C. E. Bosworth, “The Political and Dynastic History of the Iranian World (A.D. 1000-1217),” Camb. Hist.
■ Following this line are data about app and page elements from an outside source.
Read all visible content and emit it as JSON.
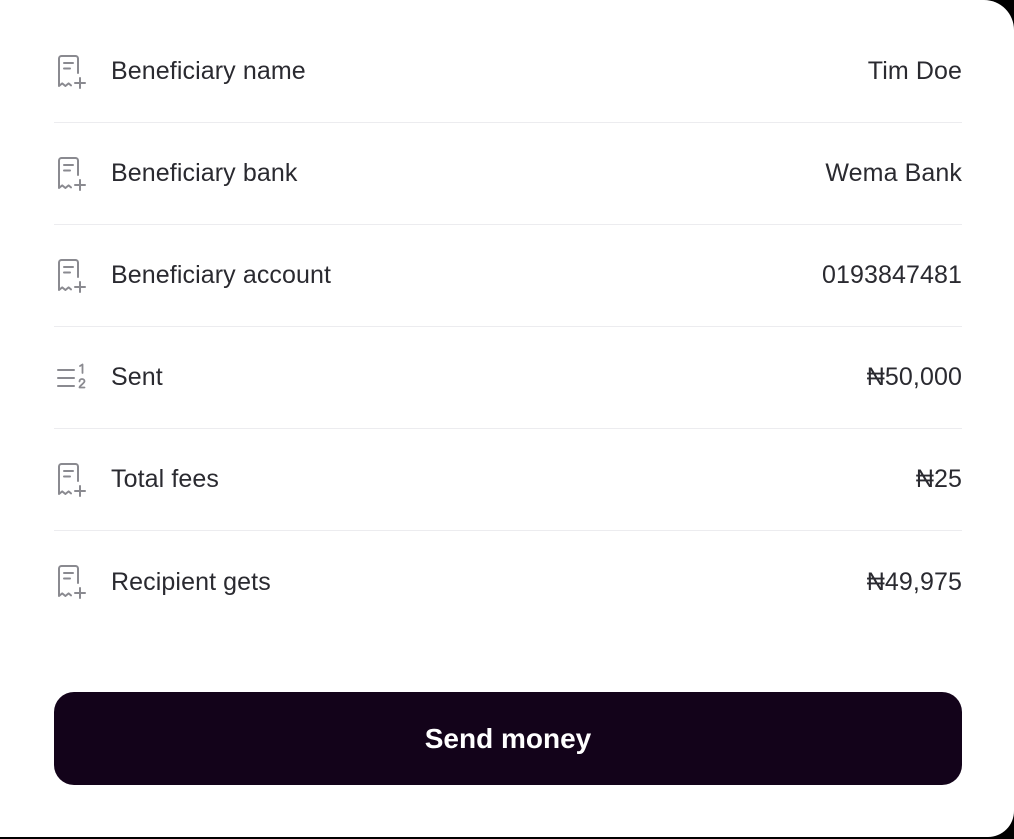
{
  "rows": [
    {
      "icon": "receipt-add-icon",
      "label": "Beneficiary name",
      "value": "Tim Doe"
    },
    {
      "icon": "receipt-add-icon",
      "label": "Beneficiary bank",
      "value": "Wema Bank"
    },
    {
      "icon": "receipt-add-icon",
      "label": "Beneficiary account",
      "value": "0193847481"
    },
    {
      "icon": "list-ordered-icon",
      "label": "Sent",
      "value": "₦50,000"
    },
    {
      "icon": "receipt-add-icon",
      "label": "Total fees",
      "value": "₦25"
    },
    {
      "icon": "receipt-add-icon",
      "label": "Recipient gets",
      "value": "₦49,975"
    }
  ],
  "actions": {
    "send_label": "Send money"
  },
  "colors": {
    "button_bg": "#13031a",
    "icon_stroke": "#8a8a90",
    "divider": "#ececef"
  }
}
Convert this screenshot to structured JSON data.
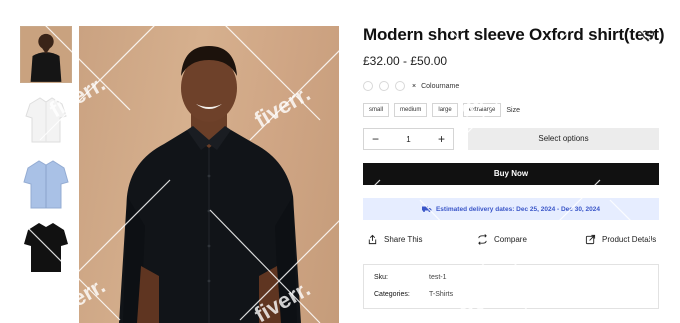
{
  "product": {
    "title": "Modern short sleeve Oxford shirt(test)",
    "price": "£32.00 - £50.00"
  },
  "gallery": {
    "thumbnails": [
      {
        "name": "model-black-shirt",
        "color": "#c9a27f"
      },
      {
        "name": "white-shirt",
        "color": "#f2f2f2"
      },
      {
        "name": "light-blue-shirt",
        "color": "#a9c1e6"
      },
      {
        "name": "black-shirt",
        "color": "#111111"
      }
    ]
  },
  "options": {
    "colour_label": "Colourname",
    "colour_clear": "×",
    "sizes": [
      "small",
      "medium",
      "large",
      "extralarge"
    ],
    "size_label": "Size"
  },
  "purchase": {
    "qty_minus": "−",
    "qty_value": "1",
    "qty_plus": "+",
    "select_options_label": "Select options",
    "buy_now_label": "Buy Now",
    "delivery_text": "Estimated delivery dates: Dec 25, 2024 - Dec 30, 2024"
  },
  "actions": {
    "share": "Share This",
    "compare": "Compare",
    "details": "Product Details"
  },
  "meta": {
    "sku_key": "Sku:",
    "sku_val": "test-1",
    "cat_key": "Categories:",
    "cat_val": "T-Shirts"
  },
  "watermark": {
    "text": "fiverr."
  },
  "colors": {
    "accent_blue": "#3a56c8",
    "delivery_bg": "#e6edff",
    "buy_bg": "#111111"
  }
}
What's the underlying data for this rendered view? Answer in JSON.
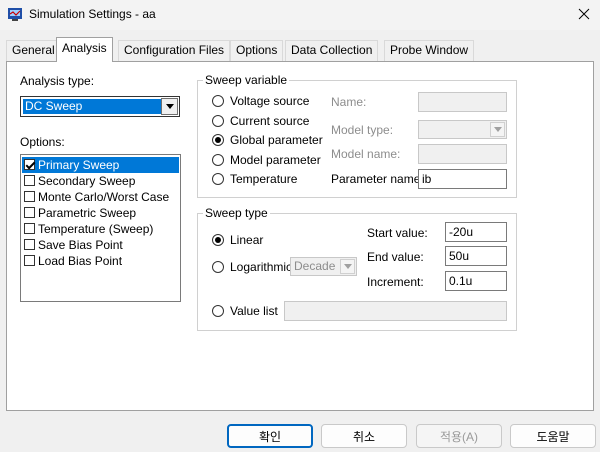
{
  "window": {
    "title": "Simulation Settings - aa"
  },
  "tabs": [
    "General",
    "Analysis",
    "Configuration Files",
    "Options",
    "Data Collection",
    "Probe Window"
  ],
  "analysis_type": {
    "label": "Analysis type:",
    "value": "DC Sweep"
  },
  "options": {
    "label": "Options:",
    "items": [
      {
        "label": "Primary Sweep",
        "checked": true
      },
      {
        "label": "Secondary Sweep",
        "checked": false
      },
      {
        "label": "Monte Carlo/Worst Case",
        "checked": false
      },
      {
        "label": "Parametric Sweep",
        "checked": false
      },
      {
        "label": "Temperature (Sweep)",
        "checked": false
      },
      {
        "label": "Save Bias Point",
        "checked": false
      },
      {
        "label": "Load Bias Point",
        "checked": false
      }
    ]
  },
  "sweep_variable": {
    "title": "Sweep variable",
    "radios": [
      "Voltage source",
      "Current source",
      "Global parameter",
      "Model parameter",
      "Temperature"
    ],
    "name_label": "Name:",
    "model_type_label": "Model type:",
    "model_name_label": "Model name:",
    "parameter_name_label": "Parameter name:",
    "parameter_name_value": "ib"
  },
  "sweep_type": {
    "title": "Sweep type",
    "linear": "Linear",
    "logarithmic": "Logarithmic",
    "log_scale": "Decade",
    "value_list": "Value list",
    "start_label": "Start value:",
    "start_value": "-20u",
    "end_label": "End value:",
    "end_value": "50u",
    "increment_label": "Increment:",
    "increment_value": "0.1u"
  },
  "buttons": {
    "ok": "확인",
    "cancel": "취소",
    "apply": "적용(A)",
    "help": "도움말"
  }
}
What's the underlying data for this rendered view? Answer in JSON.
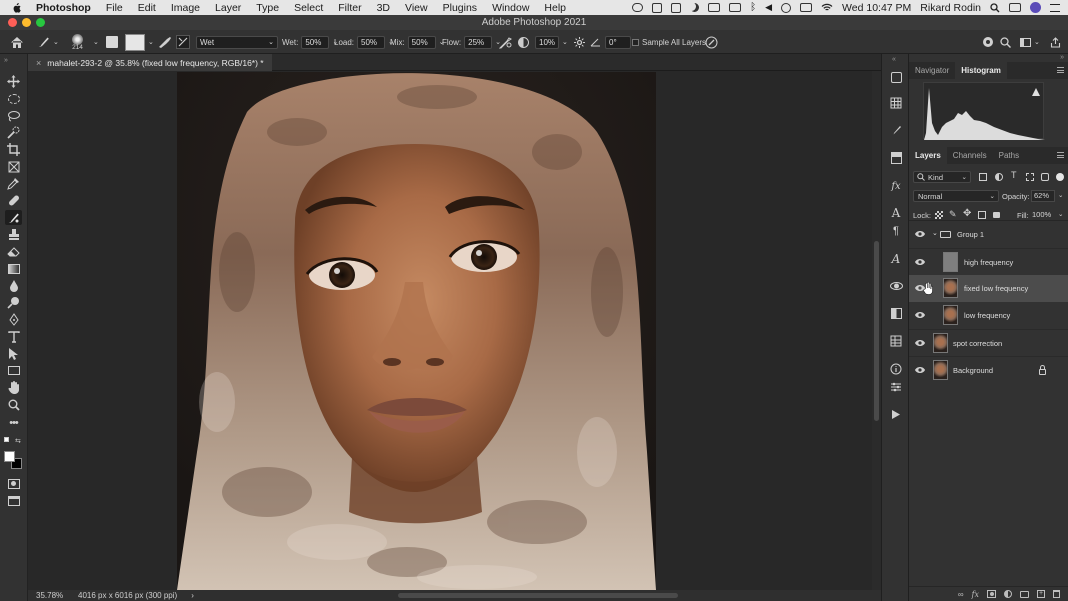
{
  "menubar": {
    "apple": "",
    "app": "Photoshop",
    "items": [
      "File",
      "Edit",
      "Image",
      "Layer",
      "Type",
      "Select",
      "Filter",
      "3D",
      "View",
      "Plugins",
      "Window",
      "Help"
    ],
    "clock": "Wed 10:47 PM",
    "user": "Rikard Rodin"
  },
  "window": {
    "title": "Adobe Photoshop 2021"
  },
  "options_bar": {
    "brush_size": "214",
    "mix_preset": "Wet",
    "wet_label": "Wet:",
    "wet_value": "50%",
    "load_label": "Load:",
    "load_value": "50%",
    "mix_label": "Mix:",
    "mix_value": "50%",
    "flow_label": "Flow:",
    "flow_value": "25%",
    "smoothing_value": "10%",
    "angle_value": "0°",
    "sample_all_layers": "Sample All Layers"
  },
  "document": {
    "tab_title": "mahalet-293-2 @ 35.8% (fixed low frequency, RGB/16*) *",
    "zoom": "35.78%",
    "dimensions": "4016 px x 6016 px (300 ppi)"
  },
  "navigator_panel": {
    "tabs": [
      "Navigator",
      "Histogram"
    ],
    "active_tab": "Histogram"
  },
  "layers_panel": {
    "tabs": [
      "Layers",
      "Channels",
      "Paths"
    ],
    "active_tab": "Layers",
    "filter_kind": "Kind",
    "blend_mode": "Normal",
    "opacity_label": "Opacity:",
    "opacity_value": "62%",
    "lock_label": "Lock:",
    "fill_label": "Fill:",
    "fill_value": "100%",
    "layers": [
      {
        "name": "Group 1",
        "type": "group",
        "visible": true,
        "selected": false
      },
      {
        "name": "high frequency",
        "type": "gray",
        "visible": true,
        "selected": false,
        "indented": true
      },
      {
        "name": "fixed low frequency",
        "type": "photo",
        "visible": true,
        "selected": true,
        "indented": true
      },
      {
        "name": "low frequency",
        "type": "photo",
        "visible": true,
        "selected": false,
        "indented": true
      },
      {
        "name": "spot correction",
        "type": "photo",
        "visible": true,
        "selected": false
      },
      {
        "name": "Background",
        "type": "photo",
        "visible": true,
        "selected": false,
        "locked": true
      }
    ]
  },
  "colors": {
    "panel_bg": "#323232",
    "canvas_bg": "#282828",
    "selected_layer": "#4c4c4c",
    "close": "#ff5f57",
    "minimize": "#febc2e",
    "zoom": "#28c840"
  }
}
Iran V, pp. 1-203, esp. pp. 46, 48, 54-55.
H. Bowen, “Notes on Some Early Seljuqid Viziers,” BSOAS, 20, 1957, pp. 105-110.
C. L. Klausner, The Seljuk Vezirate: A Study of Civil Administration 1055-1194, Cambridge, Mass., 1973, pp. 57-58, 105.
G. Makdisi, Ibn ʿAqīl et la résurgence de l’Islam traditionaliste au XIᵉ siècle, Damascus, 1963; tr. as Ibn ʿAqīl: Religion and Culture in Classical Islam, Edinburgh, 1997.
Idem, “The Marriage of Ṭughril Beg,” IJMES, 1, 1970, pp. 259-75.
Idem, “al-Kundurī,” EI² V, pp. 387-88.
July 20, 2009
(C. Edmund Bosworth)
Originally Published: July 20, 2009
Last Updated: July 20, 2009